## What the exercise asks
Go through the entries and copy every one exactly.

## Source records

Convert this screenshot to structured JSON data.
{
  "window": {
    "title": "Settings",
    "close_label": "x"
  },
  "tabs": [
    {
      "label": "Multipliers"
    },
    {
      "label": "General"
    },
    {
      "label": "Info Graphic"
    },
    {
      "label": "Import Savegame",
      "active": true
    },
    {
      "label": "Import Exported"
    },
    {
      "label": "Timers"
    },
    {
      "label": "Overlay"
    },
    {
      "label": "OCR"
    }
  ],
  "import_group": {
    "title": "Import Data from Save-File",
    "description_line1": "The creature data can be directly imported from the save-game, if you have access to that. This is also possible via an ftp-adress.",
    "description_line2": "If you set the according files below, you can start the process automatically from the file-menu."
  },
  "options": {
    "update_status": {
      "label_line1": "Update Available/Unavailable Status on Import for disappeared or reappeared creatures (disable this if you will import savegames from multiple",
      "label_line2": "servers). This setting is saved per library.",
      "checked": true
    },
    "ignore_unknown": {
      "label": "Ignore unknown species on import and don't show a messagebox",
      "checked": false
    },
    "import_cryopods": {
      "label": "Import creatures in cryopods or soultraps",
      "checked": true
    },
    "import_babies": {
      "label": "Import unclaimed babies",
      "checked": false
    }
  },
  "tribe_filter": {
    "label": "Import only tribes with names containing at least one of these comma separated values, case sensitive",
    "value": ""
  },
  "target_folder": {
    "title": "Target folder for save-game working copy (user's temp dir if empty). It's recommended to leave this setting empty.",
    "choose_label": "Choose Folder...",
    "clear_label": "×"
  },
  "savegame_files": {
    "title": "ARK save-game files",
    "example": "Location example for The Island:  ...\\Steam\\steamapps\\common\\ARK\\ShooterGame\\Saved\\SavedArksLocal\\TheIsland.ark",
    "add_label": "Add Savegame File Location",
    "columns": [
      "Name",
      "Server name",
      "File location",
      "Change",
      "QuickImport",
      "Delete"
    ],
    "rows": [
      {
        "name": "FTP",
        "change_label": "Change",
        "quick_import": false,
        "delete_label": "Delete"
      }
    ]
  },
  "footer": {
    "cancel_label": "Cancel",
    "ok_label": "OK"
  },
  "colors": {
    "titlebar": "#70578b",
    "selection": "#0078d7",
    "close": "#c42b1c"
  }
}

## Answer for this exercise
Convert this screenshot to structured JSON data.
{
  "window": {
    "title": "Settings",
    "close_label": "x"
  },
  "tabs": [
    {
      "label": "Multipliers"
    },
    {
      "label": "General"
    },
    {
      "label": "Info Graphic"
    },
    {
      "label": "Import Savegame",
      "active": true
    },
    {
      "label": "Import Exported"
    },
    {
      "label": "Timers"
    },
    {
      "label": "Overlay"
    },
    {
      "label": "OCR"
    }
  ],
  "import_group": {
    "title": "Import Data from Save-File",
    "description_line1": "The creature data can be directly imported from the save-game, if you have access to that. This is also possible via an ftp-adress.",
    "description_line2": "If you set the according files below, you can start the process automatically from the file-menu."
  },
  "options": {
    "update_status": {
      "label_line1": "Update Available/Unavailable Status on Import for disappeared or reappeared creatures (disable this if you will import savegames from multiple",
      "label_line2": "servers). This setting is saved per library.",
      "checked": true
    },
    "ignore_unknown": {
      "label": "Ignore unknown species on import and don't show a messagebox",
      "checked": false
    },
    "import_cryopods": {
      "label": "Import creatures in cryopods or soultraps",
      "checked": true
    },
    "import_babies": {
      "label": "Import unclaimed babies",
      "checked": false
    }
  },
  "tribe_filter": {
    "label": "Import only tribes with names containing at least one of these comma separated values, case sensitive",
    "value": ""
  },
  "target_folder": {
    "title": "Target folder for save-game working copy (user's temp dir if empty). It's recommended to leave this setting empty.",
    "choose_label": "Choose Folder...",
    "clear_label": "×"
  },
  "savegame_files": {
    "title": "ARK save-game files",
    "example": "Location example for The Island:  ...\\Steam\\steamapps\\common\\ARK\\ShooterGame\\Saved\\SavedArksLocal\\TheIsland.ark",
    "add_label": "Add Savegame File Location",
    "columns": [
      "Name",
      "Server name",
      "File location",
      "Change",
      "QuickImport",
      "Delete"
    ],
    "rows": [
      {
        "name": "FTP",
        "change_label": "Change",
        "quick_import": false,
        "delete_label": "Delete"
      }
    ]
  },
  "footer": {
    "cancel_label": "Cancel",
    "ok_label": "OK"
  },
  "colors": {
    "titlebar": "#70578b",
    "selection": "#0078d7",
    "close": "#c42b1c"
  }
}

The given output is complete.